▶ **AIM OF THE EXERCISE**
The response must consist of each line in the listing that has the word "Gold" in it.

▶ **EXTRACTED MATERIAL**
+++

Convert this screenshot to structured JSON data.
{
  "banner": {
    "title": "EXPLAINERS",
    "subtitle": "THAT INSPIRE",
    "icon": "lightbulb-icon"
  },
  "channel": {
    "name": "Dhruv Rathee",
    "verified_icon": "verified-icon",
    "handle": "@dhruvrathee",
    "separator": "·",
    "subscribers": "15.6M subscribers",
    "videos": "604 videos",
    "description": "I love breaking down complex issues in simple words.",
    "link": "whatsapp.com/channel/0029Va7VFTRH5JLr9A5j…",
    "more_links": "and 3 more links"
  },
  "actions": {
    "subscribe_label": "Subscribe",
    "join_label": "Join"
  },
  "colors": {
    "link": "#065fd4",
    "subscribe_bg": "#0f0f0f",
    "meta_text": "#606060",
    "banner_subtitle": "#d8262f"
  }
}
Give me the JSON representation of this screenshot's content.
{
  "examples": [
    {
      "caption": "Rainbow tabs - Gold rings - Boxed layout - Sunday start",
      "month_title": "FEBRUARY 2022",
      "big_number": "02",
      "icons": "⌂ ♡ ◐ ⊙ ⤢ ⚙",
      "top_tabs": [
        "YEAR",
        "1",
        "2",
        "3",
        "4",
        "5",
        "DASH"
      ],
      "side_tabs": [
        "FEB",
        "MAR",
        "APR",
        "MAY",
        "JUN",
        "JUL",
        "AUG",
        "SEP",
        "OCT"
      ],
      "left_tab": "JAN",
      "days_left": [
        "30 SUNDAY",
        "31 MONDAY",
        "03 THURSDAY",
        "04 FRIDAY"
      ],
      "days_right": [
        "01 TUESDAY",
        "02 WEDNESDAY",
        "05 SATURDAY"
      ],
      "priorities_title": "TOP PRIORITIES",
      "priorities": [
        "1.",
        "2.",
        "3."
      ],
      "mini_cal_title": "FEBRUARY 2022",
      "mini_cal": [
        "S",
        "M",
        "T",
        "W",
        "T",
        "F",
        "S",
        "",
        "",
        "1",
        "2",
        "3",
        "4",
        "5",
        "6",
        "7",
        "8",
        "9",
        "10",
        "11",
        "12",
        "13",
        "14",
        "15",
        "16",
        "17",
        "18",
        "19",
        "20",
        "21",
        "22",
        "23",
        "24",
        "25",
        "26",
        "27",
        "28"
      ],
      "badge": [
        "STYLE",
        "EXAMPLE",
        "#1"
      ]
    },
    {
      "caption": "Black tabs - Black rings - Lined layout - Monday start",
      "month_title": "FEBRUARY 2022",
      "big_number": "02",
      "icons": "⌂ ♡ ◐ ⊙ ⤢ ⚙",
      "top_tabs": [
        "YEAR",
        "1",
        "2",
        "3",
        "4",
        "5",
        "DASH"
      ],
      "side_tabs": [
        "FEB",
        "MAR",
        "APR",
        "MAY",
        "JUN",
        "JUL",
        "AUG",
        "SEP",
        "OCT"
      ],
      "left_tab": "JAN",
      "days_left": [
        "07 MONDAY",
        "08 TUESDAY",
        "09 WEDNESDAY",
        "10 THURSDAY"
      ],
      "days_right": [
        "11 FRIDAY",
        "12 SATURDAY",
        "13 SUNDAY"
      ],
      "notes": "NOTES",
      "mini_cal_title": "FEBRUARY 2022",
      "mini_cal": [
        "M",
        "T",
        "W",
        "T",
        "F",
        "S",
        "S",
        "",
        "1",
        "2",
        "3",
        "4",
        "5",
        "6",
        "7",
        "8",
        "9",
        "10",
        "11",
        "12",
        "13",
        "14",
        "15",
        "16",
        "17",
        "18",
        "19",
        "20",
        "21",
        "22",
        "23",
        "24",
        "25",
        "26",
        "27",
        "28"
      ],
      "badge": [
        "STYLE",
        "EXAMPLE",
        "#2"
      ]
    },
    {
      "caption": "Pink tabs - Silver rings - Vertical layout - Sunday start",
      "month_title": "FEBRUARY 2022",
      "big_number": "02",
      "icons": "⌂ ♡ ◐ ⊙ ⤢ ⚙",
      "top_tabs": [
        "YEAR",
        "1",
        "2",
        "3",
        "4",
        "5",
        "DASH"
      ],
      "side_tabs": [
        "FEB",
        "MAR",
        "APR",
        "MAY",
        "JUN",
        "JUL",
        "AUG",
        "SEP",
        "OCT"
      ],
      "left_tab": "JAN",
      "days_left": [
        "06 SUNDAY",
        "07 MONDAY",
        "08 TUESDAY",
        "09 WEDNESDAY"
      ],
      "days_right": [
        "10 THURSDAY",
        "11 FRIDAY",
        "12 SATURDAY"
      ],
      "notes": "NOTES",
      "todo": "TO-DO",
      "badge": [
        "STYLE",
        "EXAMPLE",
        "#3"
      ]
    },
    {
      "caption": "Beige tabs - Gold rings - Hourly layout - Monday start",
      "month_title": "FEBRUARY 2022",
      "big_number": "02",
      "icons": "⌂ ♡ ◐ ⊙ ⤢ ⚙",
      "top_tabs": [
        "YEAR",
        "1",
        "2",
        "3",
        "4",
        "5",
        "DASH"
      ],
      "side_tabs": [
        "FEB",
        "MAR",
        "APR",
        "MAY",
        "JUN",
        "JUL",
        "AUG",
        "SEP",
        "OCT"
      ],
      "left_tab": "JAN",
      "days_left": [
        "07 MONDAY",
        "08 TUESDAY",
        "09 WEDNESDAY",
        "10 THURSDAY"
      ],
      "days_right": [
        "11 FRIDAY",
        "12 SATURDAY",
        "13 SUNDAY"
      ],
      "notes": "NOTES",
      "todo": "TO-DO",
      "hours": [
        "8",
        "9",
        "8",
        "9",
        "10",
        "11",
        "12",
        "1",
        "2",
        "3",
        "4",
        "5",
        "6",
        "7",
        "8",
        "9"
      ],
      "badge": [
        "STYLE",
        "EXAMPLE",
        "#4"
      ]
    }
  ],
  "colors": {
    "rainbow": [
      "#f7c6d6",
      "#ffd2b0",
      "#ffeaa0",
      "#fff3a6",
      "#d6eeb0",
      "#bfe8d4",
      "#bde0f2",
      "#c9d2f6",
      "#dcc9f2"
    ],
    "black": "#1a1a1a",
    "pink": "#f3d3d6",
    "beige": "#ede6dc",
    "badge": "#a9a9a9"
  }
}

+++

▶ **TASK RESPONSE**
      "caption": "Rainbow tabs - Gold rings - Boxed layout - Sunday start",
      "caption": "Beige tabs - Gold rings - Hourly layout - Monday start",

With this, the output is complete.